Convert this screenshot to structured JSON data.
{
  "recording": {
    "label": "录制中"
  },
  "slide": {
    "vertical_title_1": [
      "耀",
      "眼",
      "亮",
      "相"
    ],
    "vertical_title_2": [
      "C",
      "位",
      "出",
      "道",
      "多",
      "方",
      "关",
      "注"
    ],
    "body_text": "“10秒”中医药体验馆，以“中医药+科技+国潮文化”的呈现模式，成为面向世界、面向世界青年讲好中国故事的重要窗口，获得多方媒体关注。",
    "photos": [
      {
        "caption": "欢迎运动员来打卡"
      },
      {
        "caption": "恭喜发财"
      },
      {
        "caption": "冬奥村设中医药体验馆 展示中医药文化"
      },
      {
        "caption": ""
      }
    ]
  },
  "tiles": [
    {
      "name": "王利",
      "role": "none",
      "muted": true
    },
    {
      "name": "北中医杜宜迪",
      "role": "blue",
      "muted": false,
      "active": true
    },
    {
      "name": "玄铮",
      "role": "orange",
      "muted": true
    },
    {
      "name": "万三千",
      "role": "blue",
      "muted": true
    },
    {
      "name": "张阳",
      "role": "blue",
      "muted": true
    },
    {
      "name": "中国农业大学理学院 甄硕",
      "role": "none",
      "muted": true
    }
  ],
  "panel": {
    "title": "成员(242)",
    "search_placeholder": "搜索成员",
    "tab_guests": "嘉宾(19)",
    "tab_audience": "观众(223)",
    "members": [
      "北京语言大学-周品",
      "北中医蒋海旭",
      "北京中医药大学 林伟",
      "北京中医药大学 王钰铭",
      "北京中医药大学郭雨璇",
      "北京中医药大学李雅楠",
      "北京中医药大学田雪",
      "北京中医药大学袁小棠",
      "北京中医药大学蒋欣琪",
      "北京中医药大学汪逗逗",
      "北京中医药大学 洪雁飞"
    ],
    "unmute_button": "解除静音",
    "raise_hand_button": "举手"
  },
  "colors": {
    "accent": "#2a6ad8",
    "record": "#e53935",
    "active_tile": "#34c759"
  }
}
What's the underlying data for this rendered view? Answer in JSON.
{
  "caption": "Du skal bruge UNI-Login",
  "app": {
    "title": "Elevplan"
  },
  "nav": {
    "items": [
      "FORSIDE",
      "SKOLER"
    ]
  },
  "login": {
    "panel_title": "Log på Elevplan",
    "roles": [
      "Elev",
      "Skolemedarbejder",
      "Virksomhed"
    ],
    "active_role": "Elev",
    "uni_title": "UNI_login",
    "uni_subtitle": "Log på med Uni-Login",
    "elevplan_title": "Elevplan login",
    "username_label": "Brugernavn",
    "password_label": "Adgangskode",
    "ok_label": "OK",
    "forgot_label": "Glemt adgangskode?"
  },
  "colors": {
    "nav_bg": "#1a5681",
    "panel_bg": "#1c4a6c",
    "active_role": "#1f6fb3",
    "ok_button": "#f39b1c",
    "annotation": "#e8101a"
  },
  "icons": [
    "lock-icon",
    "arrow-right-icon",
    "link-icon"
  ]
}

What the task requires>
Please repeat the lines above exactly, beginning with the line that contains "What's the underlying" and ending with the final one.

Written solution>
What's the underlying data for this rendered view? Answer in JSON.
{
  "caption": "Du skal bruge UNI-Login",
  "app": {
    "title": "Elevplan"
  },
  "nav": {
    "items": [
      "FORSIDE",
      "SKOLER"
    ]
  },
  "login": {
    "panel_title": "Log på Elevplan",
    "roles": [
      "Elev",
      "Skolemedarbejder",
      "Virksomhed"
    ],
    "active_role": "Elev",
    "uni_title": "UNI_login",
    "uni_subtitle": "Log på med Uni-Login",
    "elevplan_title": "Elevplan login",
    "username_label": "Brugernavn",
    "password_label": "Adgangskode",
    "ok_label": "OK",
    "forgot_label": "Glemt adgangskode?"
  },
  "colors": {
    "nav_bg": "#1a5681",
    "panel_bg": "#1c4a6c",
    "active_role": "#1f6fb3",
    "ok_button": "#f39b1c",
    "annotation": "#e8101a"
  },
  "icons": [
    "lock-icon",
    "arrow-right-icon",
    "link-icon"
  ]
}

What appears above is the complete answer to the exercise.